Stuttered time-lapse. The motion of the time-lapse in these poems is stuttered, for the frame intervals are at 365 per year, so that following one motif over the year’s span reflects this jerky sensation (motifs are even more stuttered as they are spaced into month-long intervals): “Heat will cause the plums to drop” (457); “Everything blisters in a rare heat (leaves on the plum tree curl & crackle …)” (460); “plum tree’s branch bobs into view” (460); “Hummingbirds in the plum tree” (464); “the jet in the plum tree exits” (464); “Leaves fall from the plum tree, drifting into the snail-chewed spinach” (466); “one bird somewhere in the plum tree” (468); “shimmer of a spider’s thread in the plum tree light” (468); “the wind drives the last leaves from the plum tree” (469); “the night sky against the plum tree is deep grey against deeper grey” (473); “A light gust rattles the plum tree” (478); “Plums have fallen where the onions have just started to sprout” (479). The plum tree, standing outside Silliman’s house, becomes his regular filter for his daily shots of the sky. While the tree itself is stationary and recurs nearly monthly in the poem, its state is never static. It stands in the heat and wind, day and night. It frames the birds, jets, and spiders. It contrasts with the sky behind it. It orients the poet, between the ground of the garden, over which it stands, and the sky that rises through it, above it, and beyond it. The plum represents, therefore, the change of the seasons, the erratic nature of the weather, and the constant outside activity, as well as a grounding of a type found in “Jones.”

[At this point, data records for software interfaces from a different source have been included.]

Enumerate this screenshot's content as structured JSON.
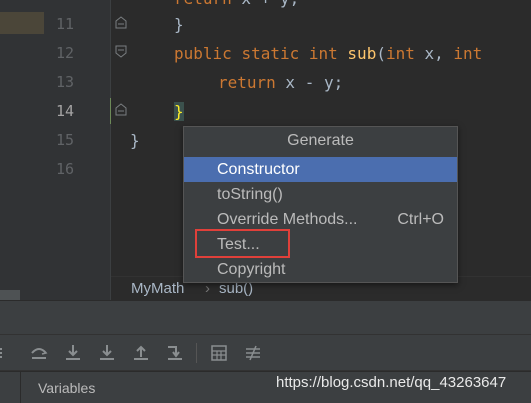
{
  "editor": {
    "line_numbers": [
      "11",
      "12",
      "13",
      "14",
      "15",
      "16"
    ],
    "lines": {
      "l10": {
        "kw": "return",
        "rest": " x + y;"
      },
      "l11": "}",
      "l12": {
        "kw1": "public",
        "kw2": "static",
        "kw3": "int",
        "fn": "sub",
        "params_open": "(",
        "kw4": "int",
        "p1": " x, ",
        "kw5": "int"
      },
      "l13": {
        "kw": "return",
        "rest": " x - y;"
      },
      "l14": "}",
      "l15": "}"
    }
  },
  "breadcrumb": {
    "class_name": "MyMath",
    "separator": "›",
    "method_name": "sub()"
  },
  "generate_popup": {
    "title": "Generate",
    "items": [
      {
        "label": "Constructor",
        "shortcut": ""
      },
      {
        "label": "toString()",
        "shortcut": ""
      },
      {
        "label": "Override Methods...",
        "shortcut": "Ctrl+O"
      },
      {
        "label": "Test...",
        "shortcut": ""
      },
      {
        "label": "Copyright",
        "shortcut": ""
      }
    ],
    "selected_index": 0
  },
  "debug_panel": {
    "variables_tab": "Variables"
  },
  "watermark": "https://blog.csdn.net/qq_43263647",
  "colors": {
    "keyword": "#cc7832",
    "function": "#ffc66d",
    "selection": "#4b6eaf",
    "highlight_box": "#e0403a"
  }
}
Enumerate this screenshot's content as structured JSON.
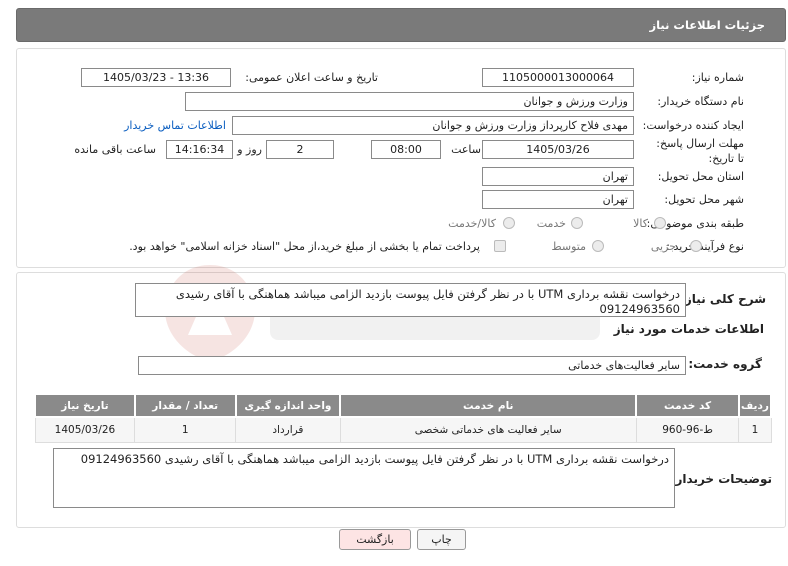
{
  "header": {
    "title": "جزئیات اطلاعات نیاز"
  },
  "fields": {
    "need_number_label": "شماره نیاز:",
    "need_number": "1105000013000064",
    "announce_label": "تاریخ و ساعت اعلان عمومی:",
    "announce_value": "1405/03/23 - 13:36",
    "buyer_org_label": "نام دستگاه خریدار:",
    "buyer_org": "وزارت ورزش و جوانان",
    "creator_label": "ایجاد کننده درخواست:",
    "creator": "مهدی فلاح کارپرداز وزارت ورزش و جوانان",
    "contact_link": "اطلاعات تماس خریدار",
    "deadline_label": "مهلت ارسال پاسخ: تا تاریخ:",
    "deadline_date": "1405/03/26",
    "time_label": "ساعت",
    "deadline_time": "08:00",
    "days_value": "2",
    "days_label": "روز و",
    "remaining_time": "14:16:34",
    "remaining_label": "ساعت باقی مانده",
    "province_label": "استان محل تحویل:",
    "province": "تهران",
    "city_label": "شهر محل تحویل:",
    "city": "تهران",
    "category_label": "طبقه بندی موضوعی:",
    "category_options": [
      "کالا",
      "خدمت",
      "کالا/خدمت"
    ],
    "process_label": "نوع فرآیند خرید :",
    "process_options": [
      "جزیی",
      "متوسط"
    ],
    "payment_note": "پرداخت تمام یا بخشی از مبلغ خرید،از محل \"اسناد خزانه اسلامی\" خواهد بود."
  },
  "summary": {
    "label": "شرح کلی نیاز:",
    "text": "درخواست نقشه برداری UTM با در نظر گرفتن  فایل پیوست بازدید الزامی میباشد هماهنگی با آقای رشیدی 09124963560"
  },
  "services": {
    "title": "اطلاعات خدمات مورد نیاز",
    "group_label": "گروه خدمت:",
    "group_value": "سایر فعالیت‌های خدماتی",
    "columns": [
      "ردیف",
      "کد خدمت",
      "نام خدمت",
      "واحد اندازه گیری",
      "تعداد / مقدار",
      "تاریخ نیاز"
    ],
    "rows": [
      {
        "row": "1",
        "code": "ط-96-960",
        "name": "سایر فعالیت های خدماتی شخصی",
        "unit": "قرارداد",
        "qty": "1",
        "date": "1405/03/26"
      }
    ]
  },
  "buyer_notes": {
    "label": "توضیحات خریدار:",
    "text": "درخواست نقشه برداری UTM با در نظر گرفتن  فایل پیوست بازدید الزامی میباشد هماهنگی با آقای رشیدی 09124963560"
  },
  "buttons": {
    "print": "چاپ",
    "back": "بازگشت"
  },
  "colors": {
    "header_bg": "#7a7a7a",
    "table_header_bg": "#8a8a8a",
    "link": "#0b5ec0",
    "back_button_bg": "#fde4e4"
  }
}
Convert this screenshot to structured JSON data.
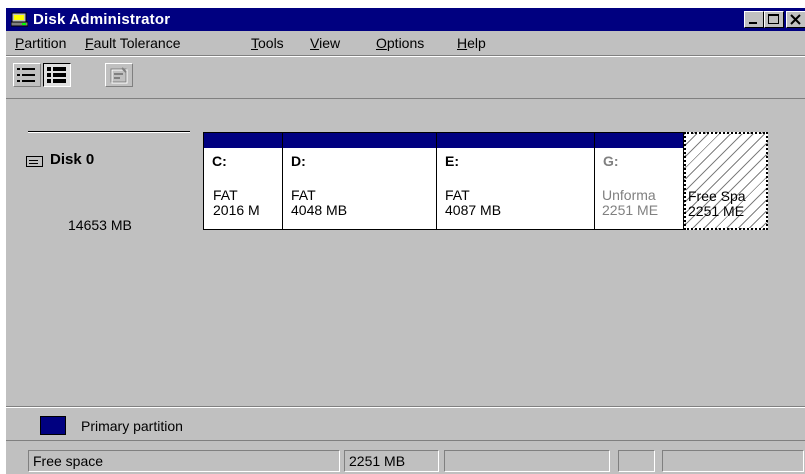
{
  "window": {
    "title": "Disk Administrator"
  },
  "menu": [
    {
      "label_pre": "",
      "label_u": "P",
      "label_post": "artition"
    },
    {
      "label_pre": "",
      "label_u": "F",
      "label_post": "ault Tolerance"
    },
    {
      "label_pre": "",
      "label_u": "T",
      "label_post": "ools"
    },
    {
      "label_pre": "",
      "label_u": "V",
      "label_post": "iew"
    },
    {
      "label_pre": "",
      "label_u": "O",
      "label_post": "ptions"
    },
    {
      "label_pre": "",
      "label_u": "H",
      "label_post": "elp"
    }
  ],
  "toolbar": {
    "buttons": [
      {
        "icon": "volumes-view-icon",
        "state": "raised"
      },
      {
        "icon": "disk-configuration-view-icon",
        "state": "pressed"
      },
      {
        "icon": "properties-icon",
        "state": "disabled"
      }
    ]
  },
  "disk": {
    "label": "Disk 0",
    "size": "14653 MB"
  },
  "partitions": [
    {
      "letter": "C:",
      "fs": "FAT",
      "size": "2016 M",
      "type": "primary"
    },
    {
      "letter": "D:",
      "fs": "FAT",
      "size": "4048 MB",
      "type": "primary"
    },
    {
      "letter": "E:",
      "fs": "FAT",
      "size": "4087 MB",
      "type": "primary"
    },
    {
      "letter": "G:",
      "fs": "Unforma",
      "size": "2251 ME",
      "type": "primary-unformatted"
    },
    {
      "letter": "",
      "fs": "Free Spa",
      "size": "2251 ME",
      "type": "free",
      "selected": true
    }
  ],
  "legend": {
    "label": "Primary partition",
    "color": "#000080"
  },
  "status": {
    "description": "Free space",
    "size": "2251 MB",
    "col3": "",
    "col4": "",
    "col5": ""
  },
  "colors": {
    "titlebar": "#000080",
    "face": "#c0c0c0",
    "primary": "#000080"
  }
}
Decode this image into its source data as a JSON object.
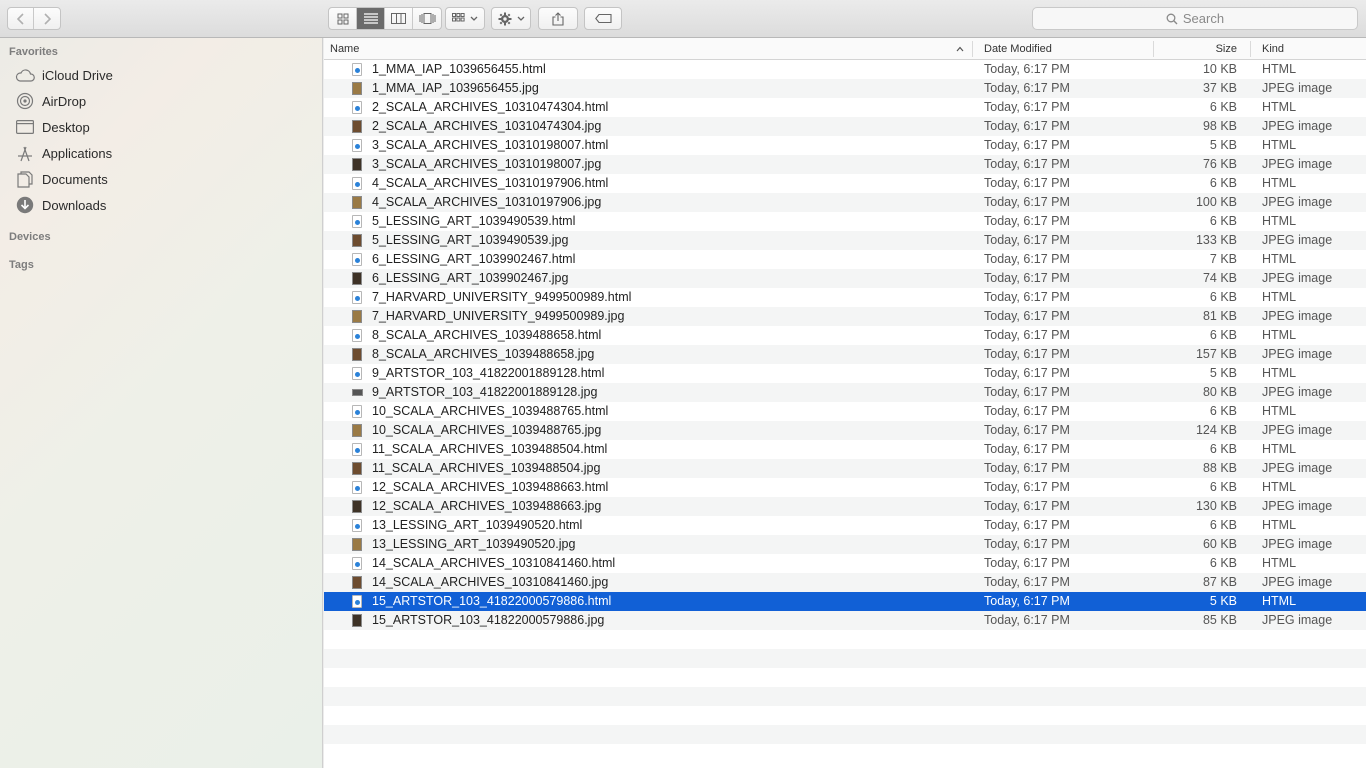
{
  "toolbar": {
    "back_icon": "chevron-left-icon",
    "forward_icon": "chevron-right-icon",
    "view_modes": [
      "icon-view",
      "list-view",
      "column-view",
      "cover-flow-view"
    ],
    "active_view": "list-view",
    "search_placeholder": "Search"
  },
  "sidebar": {
    "favorites_heading": "Favorites",
    "favorites": [
      {
        "label": "iCloud Drive",
        "icon": "cloud-icon"
      },
      {
        "label": "AirDrop",
        "icon": "airdrop-icon"
      },
      {
        "label": "Desktop",
        "icon": "desktop-icon"
      },
      {
        "label": "Applications",
        "icon": "applications-icon"
      },
      {
        "label": "Documents",
        "icon": "documents-icon"
      },
      {
        "label": "Downloads",
        "icon": "downloads-icon"
      }
    ],
    "devices_heading": "Devices",
    "tags_heading": "Tags"
  },
  "columns": {
    "name": "Name",
    "date": "Date Modified",
    "size": "Size",
    "kind": "Kind"
  },
  "files": [
    {
      "name": "1_MMA_IAP_1039656455.html",
      "date": "Today, 6:17 PM",
      "size": "10 KB",
      "kind": "HTML",
      "type": "html"
    },
    {
      "name": "1_MMA_IAP_1039656455.jpg",
      "date": "Today, 6:17 PM",
      "size": "37 KB",
      "kind": "JPEG image",
      "type": "jpg"
    },
    {
      "name": "2_SCALA_ARCHIVES_10310474304.html",
      "date": "Today, 6:17 PM",
      "size": "6 KB",
      "kind": "HTML",
      "type": "html"
    },
    {
      "name": "2_SCALA_ARCHIVES_10310474304.jpg",
      "date": "Today, 6:17 PM",
      "size": "98 KB",
      "kind": "JPEG image",
      "type": "jpg"
    },
    {
      "name": "3_SCALA_ARCHIVES_10310198007.html",
      "date": "Today, 6:17 PM",
      "size": "5 KB",
      "kind": "HTML",
      "type": "html"
    },
    {
      "name": "3_SCALA_ARCHIVES_10310198007.jpg",
      "date": "Today, 6:17 PM",
      "size": "76 KB",
      "kind": "JPEG image",
      "type": "jpg"
    },
    {
      "name": "4_SCALA_ARCHIVES_10310197906.html",
      "date": "Today, 6:17 PM",
      "size": "6 KB",
      "kind": "HTML",
      "type": "html"
    },
    {
      "name": "4_SCALA_ARCHIVES_10310197906.jpg",
      "date": "Today, 6:17 PM",
      "size": "100 KB",
      "kind": "JPEG image",
      "type": "jpg"
    },
    {
      "name": "5_LESSING_ART_1039490539.html",
      "date": "Today, 6:17 PM",
      "size": "6 KB",
      "kind": "HTML",
      "type": "html"
    },
    {
      "name": "5_LESSING_ART_1039490539.jpg",
      "date": "Today, 6:17 PM",
      "size": "133 KB",
      "kind": "JPEG image",
      "type": "jpg"
    },
    {
      "name": "6_LESSING_ART_1039902467.html",
      "date": "Today, 6:17 PM",
      "size": "7 KB",
      "kind": "HTML",
      "type": "html"
    },
    {
      "name": "6_LESSING_ART_1039902467.jpg",
      "date": "Today, 6:17 PM",
      "size": "74 KB",
      "kind": "JPEG image",
      "type": "jpg"
    },
    {
      "name": "7_HARVARD_UNIVERSITY_9499500989.html",
      "date": "Today, 6:17 PM",
      "size": "6 KB",
      "kind": "HTML",
      "type": "html"
    },
    {
      "name": "7_HARVARD_UNIVERSITY_9499500989.jpg",
      "date": "Today, 6:17 PM",
      "size": "81 KB",
      "kind": "JPEG image",
      "type": "jpg"
    },
    {
      "name": "8_SCALA_ARCHIVES_1039488658.html",
      "date": "Today, 6:17 PM",
      "size": "6 KB",
      "kind": "HTML",
      "type": "html"
    },
    {
      "name": "8_SCALA_ARCHIVES_1039488658.jpg",
      "date": "Today, 6:17 PM",
      "size": "157 KB",
      "kind": "JPEG image",
      "type": "jpg"
    },
    {
      "name": "9_ARTSTOR_103_41822001889128.html",
      "date": "Today, 6:17 PM",
      "size": "5 KB",
      "kind": "HTML",
      "type": "html"
    },
    {
      "name": "9_ARTSTOR_103_41822001889128.jpg",
      "date": "Today, 6:17 PM",
      "size": "80 KB",
      "kind": "JPEG image",
      "type": "jpg"
    },
    {
      "name": "10_SCALA_ARCHIVES_1039488765.html",
      "date": "Today, 6:17 PM",
      "size": "6 KB",
      "kind": "HTML",
      "type": "html"
    },
    {
      "name": "10_SCALA_ARCHIVES_1039488765.jpg",
      "date": "Today, 6:17 PM",
      "size": "124 KB",
      "kind": "JPEG image",
      "type": "jpg"
    },
    {
      "name": "11_SCALA_ARCHIVES_1039488504.html",
      "date": "Today, 6:17 PM",
      "size": "6 KB",
      "kind": "HTML",
      "type": "html"
    },
    {
      "name": "11_SCALA_ARCHIVES_1039488504.jpg",
      "date": "Today, 6:17 PM",
      "size": "88 KB",
      "kind": "JPEG image",
      "type": "jpg"
    },
    {
      "name": "12_SCALA_ARCHIVES_1039488663.html",
      "date": "Today, 6:17 PM",
      "size": "6 KB",
      "kind": "HTML",
      "type": "html"
    },
    {
      "name": "12_SCALA_ARCHIVES_1039488663.jpg",
      "date": "Today, 6:17 PM",
      "size": "130 KB",
      "kind": "JPEG image",
      "type": "jpg"
    },
    {
      "name": "13_LESSING_ART_1039490520.html",
      "date": "Today, 6:17 PM",
      "size": "6 KB",
      "kind": "HTML",
      "type": "html"
    },
    {
      "name": "13_LESSING_ART_1039490520.jpg",
      "date": "Today, 6:17 PM",
      "size": "60 KB",
      "kind": "JPEG image",
      "type": "jpg"
    },
    {
      "name": "14_SCALA_ARCHIVES_10310841460.html",
      "date": "Today, 6:17 PM",
      "size": "6 KB",
      "kind": "HTML",
      "type": "html"
    },
    {
      "name": "14_SCALA_ARCHIVES_10310841460.jpg",
      "date": "Today, 6:17 PM",
      "size": "87 KB",
      "kind": "JPEG image",
      "type": "jpg"
    },
    {
      "name": "15_ARTSTOR_103_41822000579886.html",
      "date": "Today, 6:17 PM",
      "size": "5 KB",
      "kind": "HTML",
      "type": "html",
      "selected": true
    },
    {
      "name": "15_ARTSTOR_103_41822000579886.jpg",
      "date": "Today, 6:17 PM",
      "size": "85 KB",
      "kind": "JPEG image",
      "type": "jpg"
    }
  ],
  "colors": {
    "selection": "#1160d6",
    "alt_row": "#f4f5f5"
  }
}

This is a coming into existence out of the expanded scope of the sky, the diminished options of topics. The poem becomes about the path, about description; it is time-lapse poetry. “Repetition flags the theme … Repetition flogs the theme / the intent thickens / as the cement hardens” (129). In “Skies,” the poet wrestles with repetition because looking up provides, as he says, an “unbroken sameness” (457), a “restricted palette” (457). Within the constraints of this repetition, a compressed color scheme and a paucity of elements, the sentences in their endless distinctiveness, changing over time, over days, over the year’s span, form the texture of the year. “[G]rammar is weather” (470), he says.

The point of these poems is, therefore, that human existence is this layering of experience, this compression through time and memory into sedimentation. In creating the layers of the poem through the layering of days and description and moments of physical experience, Silliman creates the reverse of an archaeological dig. The “whole of word enclosed” (122), he says, is contained in the poem, and as “the world is revealed in in- / crements” (469–70), this “theory [of description that creates a path of existence] fertilizes a seed of intuition” (127). These are timescapes, what the poet sees over time. The objects flicker in and out of the frame as the year passes, marked by glimpses of hanging wash, the plum tree, the spiders, the jets, appearing and reappearing, always mutated by the difference of the day, the light, the time of year, the framing. This is time-lapse poemography, not just looking up and looking down, but looking backwards and forwards at once.



1. Ron Silliman, The Alphabet (Tuscaloosa: University of Alabama Press, 2008), 1058. All other references to this work are cited by page number in the text.

2. Oxford English Dictionary, 2nd ed., s.v. “graphy.”

3. Also reflected in Ron Silliman’s The New Sentence (New York: Roof, 1987).

4. Bob Perelman, “Parataxis and Narrative: The New Sentence in Theory and Practice,” in The Ends of Theory,ed. Jerry Herron, Dorothy Huson, Ross Pudaloff, and Robert Strozier (Detroit: Wayne State University Press, 1996), 250.

5. John Ashbery, “An Interview in Warsaw,” interview by Piotr Sommer, in Code of Signals: Recent Writings in Poetics, ed. Michael Palmer (Berkeley, CA: North Atlantic, 1983), 313.